Das PSI ist in der Jubiläumsausstellung auf dem Jungfraujoch prominent vertreten75 Jahre Sphinx-Observatoirum und 100 Jahre Jungfraubahnen: Dies ist der Anlass für eine Ausstellung der internationalen Stiftung Hochalpine Forschungsstationen Jungfraujoch und Gornergrat, die im Frühjahr eröffnet wurde.This news release is only available in German.
A research team from the Paul Scherrer Institute has reconstructed the concentration record of lead in the atmosphere in Russia since 1680. The results demonstrate a significant increase in the atmospheric lead concentrations since the 1930s and a significant reduction since the 1970s.
Die Energiewende als politischer Wille ist Realität, aber wie wird die Schweiz ihre Energieversorgung aus dem heutigen Stand in diejenige überführen, die die für das Jahr 2050 formulierten Ziele erfüllt? Mit Fragen der Umsetzung, mit den Optionen und den Herausforderungen des beschlossenen Umbaus der schweizerischen Energielandschaft befasste sich am 14. Mai 2012 die Energietagung des Paul Scherrer Institut. Im Mittelpunkt stand der bei einer zunehmend dezentralen Energieversorgung notwendige Umbau der Stromnetze.This news release is only available in German.

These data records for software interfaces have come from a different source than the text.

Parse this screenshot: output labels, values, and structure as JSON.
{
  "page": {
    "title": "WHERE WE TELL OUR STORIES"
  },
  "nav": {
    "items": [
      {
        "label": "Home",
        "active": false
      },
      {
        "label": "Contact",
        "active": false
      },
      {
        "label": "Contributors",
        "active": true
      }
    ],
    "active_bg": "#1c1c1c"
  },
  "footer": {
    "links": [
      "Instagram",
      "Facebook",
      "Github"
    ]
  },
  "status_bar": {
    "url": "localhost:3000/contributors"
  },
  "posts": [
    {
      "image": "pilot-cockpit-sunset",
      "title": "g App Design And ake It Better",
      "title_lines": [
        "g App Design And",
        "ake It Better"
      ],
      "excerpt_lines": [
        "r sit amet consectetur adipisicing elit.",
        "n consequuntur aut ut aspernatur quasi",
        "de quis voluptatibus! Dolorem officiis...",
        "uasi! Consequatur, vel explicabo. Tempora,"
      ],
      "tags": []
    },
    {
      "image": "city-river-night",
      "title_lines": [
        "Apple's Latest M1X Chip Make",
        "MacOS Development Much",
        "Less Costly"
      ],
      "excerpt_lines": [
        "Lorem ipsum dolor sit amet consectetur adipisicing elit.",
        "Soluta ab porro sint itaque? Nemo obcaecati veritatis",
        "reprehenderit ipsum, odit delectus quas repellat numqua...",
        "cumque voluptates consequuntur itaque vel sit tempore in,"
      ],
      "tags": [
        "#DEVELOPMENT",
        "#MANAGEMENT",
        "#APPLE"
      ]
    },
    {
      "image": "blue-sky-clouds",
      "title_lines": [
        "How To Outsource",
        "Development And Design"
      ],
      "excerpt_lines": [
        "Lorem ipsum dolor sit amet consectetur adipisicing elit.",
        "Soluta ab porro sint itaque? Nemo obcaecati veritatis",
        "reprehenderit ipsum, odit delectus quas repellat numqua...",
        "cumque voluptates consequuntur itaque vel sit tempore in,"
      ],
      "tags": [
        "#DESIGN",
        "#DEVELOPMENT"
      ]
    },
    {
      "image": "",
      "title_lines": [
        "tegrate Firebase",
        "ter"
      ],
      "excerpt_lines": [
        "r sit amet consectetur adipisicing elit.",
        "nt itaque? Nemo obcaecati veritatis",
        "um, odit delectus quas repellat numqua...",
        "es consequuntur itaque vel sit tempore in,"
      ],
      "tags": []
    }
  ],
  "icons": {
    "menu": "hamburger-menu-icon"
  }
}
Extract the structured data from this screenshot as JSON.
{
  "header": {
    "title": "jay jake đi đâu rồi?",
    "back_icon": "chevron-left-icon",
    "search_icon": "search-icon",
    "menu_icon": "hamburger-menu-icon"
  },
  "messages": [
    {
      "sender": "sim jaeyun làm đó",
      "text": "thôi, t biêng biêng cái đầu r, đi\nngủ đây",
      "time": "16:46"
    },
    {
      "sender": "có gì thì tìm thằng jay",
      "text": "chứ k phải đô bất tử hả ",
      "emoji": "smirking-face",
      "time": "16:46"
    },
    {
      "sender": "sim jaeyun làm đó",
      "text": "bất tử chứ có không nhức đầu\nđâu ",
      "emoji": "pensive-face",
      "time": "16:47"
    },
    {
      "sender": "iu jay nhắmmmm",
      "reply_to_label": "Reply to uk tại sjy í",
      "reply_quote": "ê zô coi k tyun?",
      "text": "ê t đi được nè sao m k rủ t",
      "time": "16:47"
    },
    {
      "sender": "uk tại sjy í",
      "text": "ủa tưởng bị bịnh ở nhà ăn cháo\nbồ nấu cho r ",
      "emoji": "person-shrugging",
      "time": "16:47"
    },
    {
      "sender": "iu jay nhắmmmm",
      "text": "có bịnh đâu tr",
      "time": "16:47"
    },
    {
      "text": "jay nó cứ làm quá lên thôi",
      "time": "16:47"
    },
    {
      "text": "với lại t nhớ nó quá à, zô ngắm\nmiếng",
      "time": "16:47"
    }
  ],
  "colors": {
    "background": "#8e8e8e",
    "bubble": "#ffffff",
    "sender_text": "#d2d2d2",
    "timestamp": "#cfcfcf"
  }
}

Researchers at the Paul Scherrer Institute [PSI] have developed a highly efficient technique for filtering radioactive iodine. It removes virtually all of the iodine from radioactively contaminated exhaust air before its release into the environment after a meltdown at a damaged nuclear power plant. The process has recently become ready for worldwide use at nuclear power installations, after PSI and the industrial company CCI AG (Balterswil/TG) have signed a licensing agreement for the PSI patented process.
Das Paul Scherrer Institut wird in Zusammenarbeit mit dem Weltenergierat nachvollziehbare Modelle für zukünftige globale Energiesysteme entwickeln. In einem auf drei Jahre ausgelegten Projekt wollen PSI-Forscher um Stefan Hirschberg ein Modell entwickeln mit dem man Aussagen über zukünftige Energiesysteme machen kann. Das besondere daran ist, dass es sich um ein sogenanntes Open-Source-Modell handeln wird. D. h. Experten und andere Interessenten können einen Zugang zum Programm erhalten, sowie Informationen darüber, von genau welchen Annahmen die Forscher bei der Ausarbeitung ihres Modells ausgegangen sind. Das ist bei kommerziellen Anbietern von Prognosewerkzeugen nicht üblich.This news release is only available in German.